Autor/en: William A. Adkins, Steven H. Weintraub
An Approach via Module Theory.
'Graduate Texts in Mathematics'.
1st ed. 1992. Corr. 2nd printing 1999.
Springer New York
23. April 1999 - gebunden - 544 Seiten
This book is designed as a text for a first-year graduate algebra course. As necessary background we would consider a good undergraduate linear algebra course. An undergraduate abstract algebra course, while helpful, is not necessary (and so an adventurous undergraduate might learn some algebra from this book). Perhaps the principal distinguishing feature of this book is its point of view. Many textbooks tend to be encyclopedic. We have tried to write one that is thematic, with a consistent point of view. The theme, as indicated by our title, is that of modules (though our intention has not been to write a textbook purely on module theory). We begin with some group and ring theory, to set the stage, and then, in the heart of the book, develop module theory.
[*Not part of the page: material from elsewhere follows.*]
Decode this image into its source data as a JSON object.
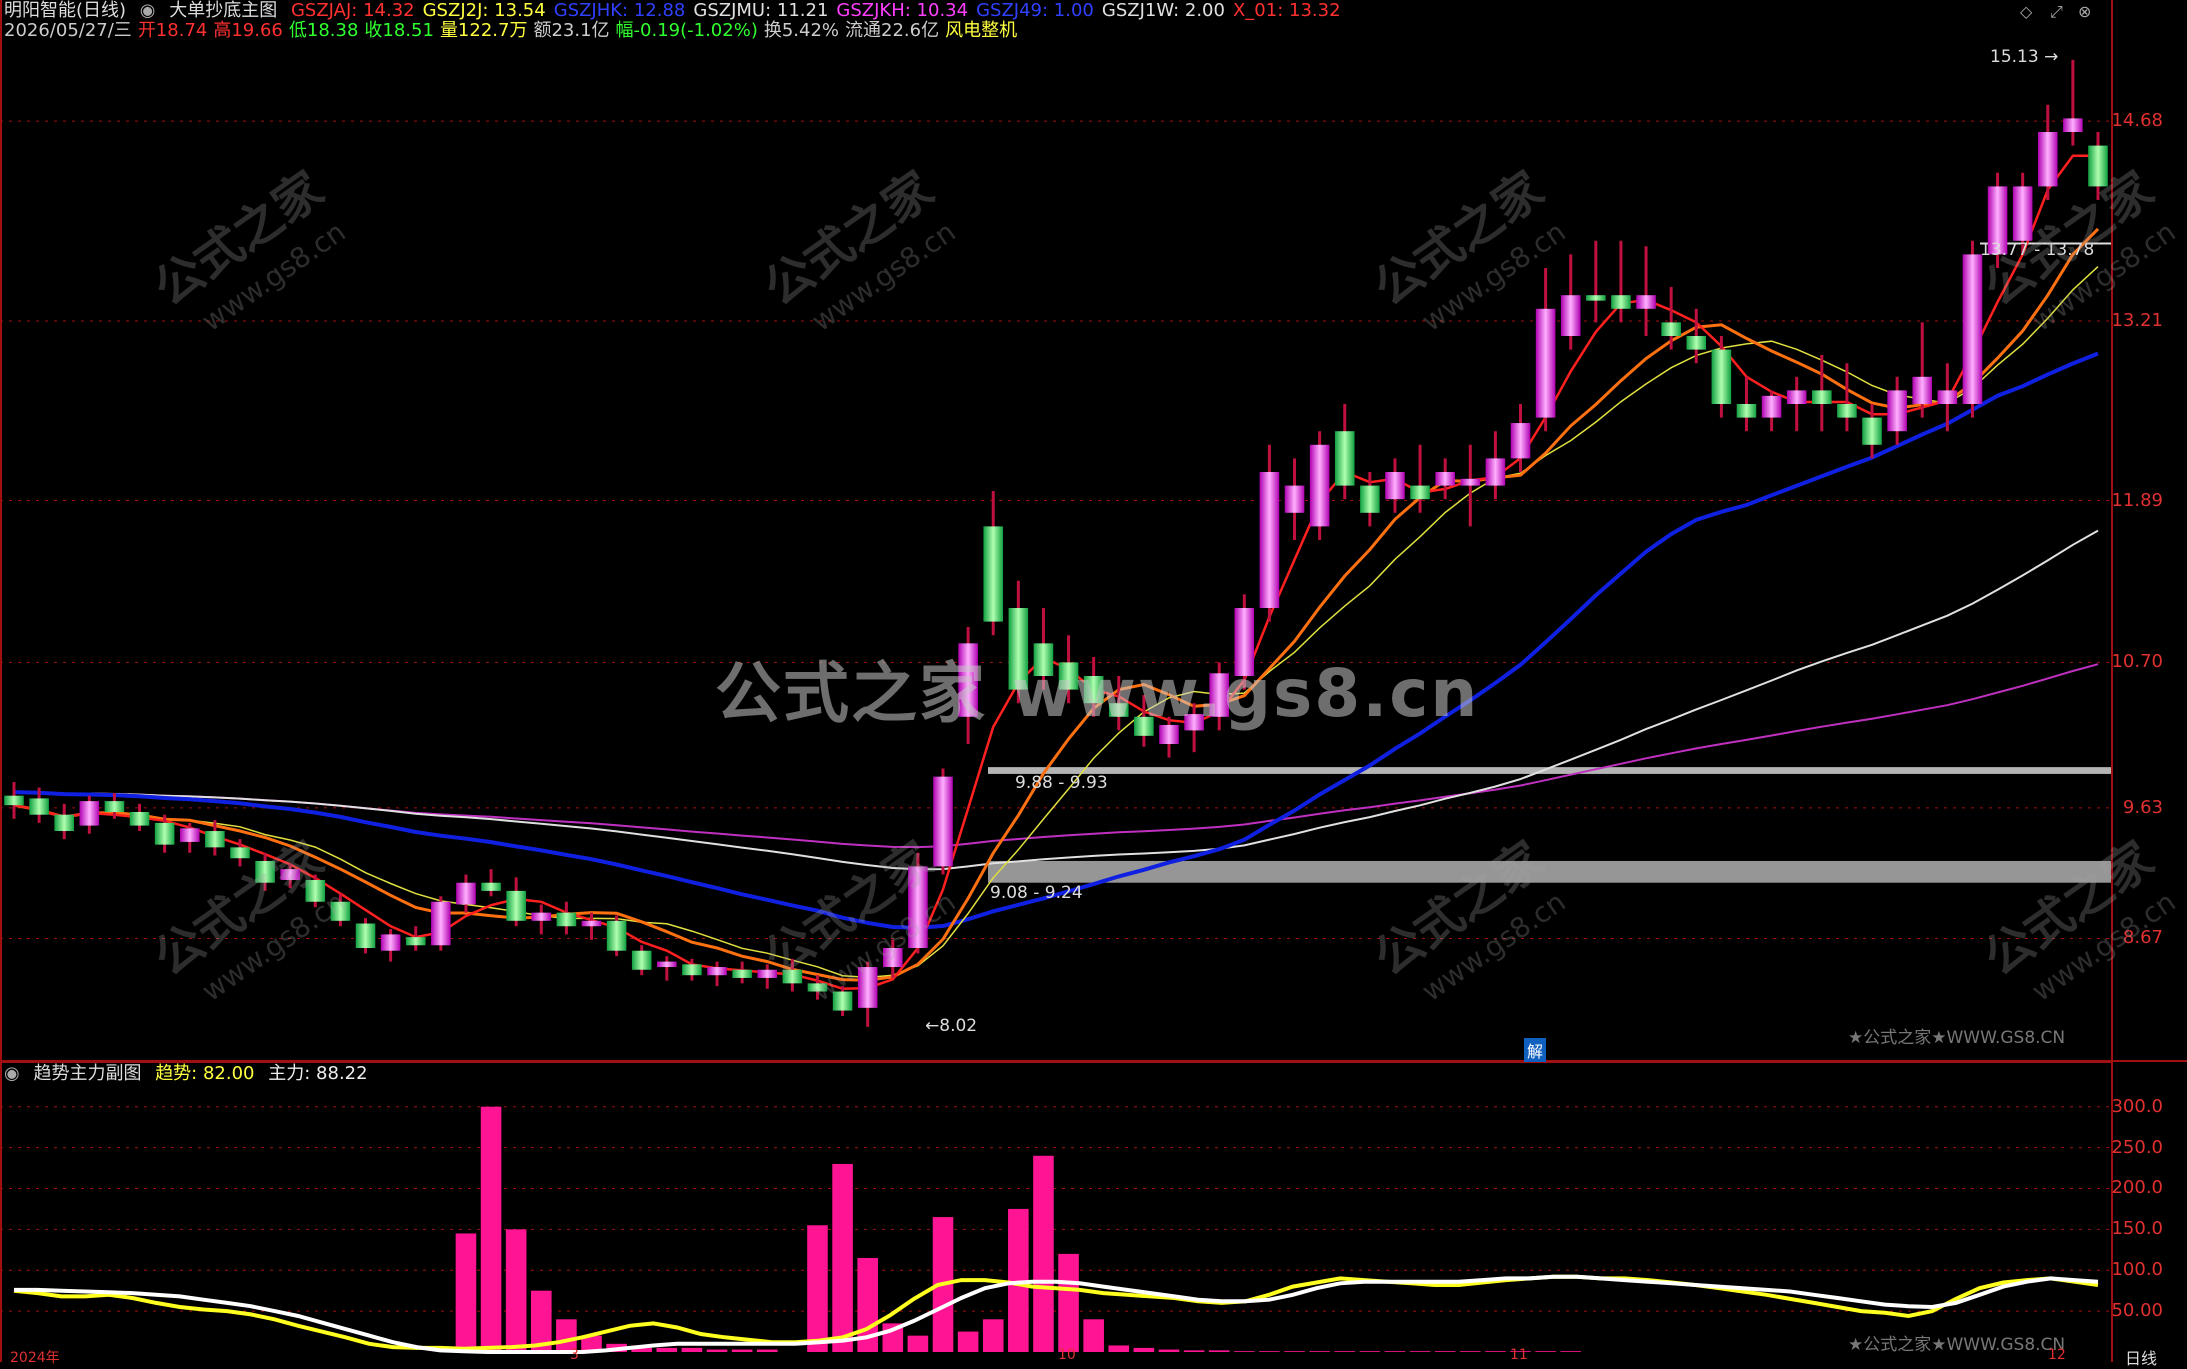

Having developed it, we present some of its applications: canonical forms for linear transformations, bilinear forms, and group representations. Why modules? The answer is that they are a basic unifying concept in mathematics. The reader is probably already familiar with the basic role that vector spaces play in mathematics, and modules are a generaliza tion of vector spaces. (To be precise, modules are to rings as vector spaces are to fields.
- 1.1 Definitions and Examples.
- 1.2 Subgroups and Cosets.
- 1.3 Normal Subgroups, Isomorphism Theorems, and Automorphism Groups.
- 1.4 Permutation Representations and the Sylow Theorems.
- 1.5 The Symmetric Group and Symmetry Groups.
- 1.6 Direct and Semidirect Products.
- 1.7 Groups of Low Order.
- 1.8 Exercises.- 2 Rings.
- 2.1 Definitions and Examples.
- 2.2 Ideals, Quotient Rings, and Isomorphism Theorems.
- 2.3 Quotient Fields and Localization.
- 2.4 Polynomial Rings.
- 2.5 Principal Ideal Domains and Euclidean Domains.
- 2.6 Unique Factorization Domains.
- 2.7 Exercises.- 3 Modules and Vector Spaces.
- 3.1 Definitions and Examples.
- 3.2 Submodules and Quotient Modules.
- 3.3 Direct Sums, Exact Sequences, and Horn.
- 3.4 Free Modules.
- 3.5 Projective Modules.
- 3.6 Free Modules over a PID.
- 3.7 Finitely Generated Modules over PIDs.
- 3.8 Complemented Submodules.
- 3.9 Exercises.- 4 Linear Algebra.
- 4.1 Matrix Algebra.
- 4.2 Determinants and Linear Equations.
- 4.3 Matrix Representation of Homomorphisms.
- 4.4 Canonical Form Theory.
- 4.5 Computational Examples.
- 4.6 Inner Product Spaces and Normal Linear Transformations.
- 4.7 Exercises.- 5 Matrices over PIDs.
- 5.1 Equivalence and Similarity.
- 5.2 Hermite Normal Form.
- 5.3 Smith Normal Form.
- 5.4 Computational Examples.
- 5.5 A Rank Criterion for Similarity.
- 5.6 Exercises.- 6 Bilinear and Quadratic Forms.
- 6.1 Duality.
- 6.2 Bilinear and Sesquilinear Forms.
- 6.3 Quadratic Forms.
- 6.4 Exercises.- 7 Topics in Module Theory.
- 7.1 Simple and Semisimple Rings and Modules.
- 7.2 Multilinear Algebra.
- 7.3 Exercises.- 8 Group Representations.
- 8.1 Examples and General Results.
- 8.2 Representations of Abelian Groups.
- 8.3 Decomposition of the Regular Representation.
- 8.4 Characters.
- 8.5 Induced Representations.
- 8.6 Permutation Representations.
- 8.7 Concluding Remarks.
- 8.8 Exercises.- Index of Notation.- Index of Terminology.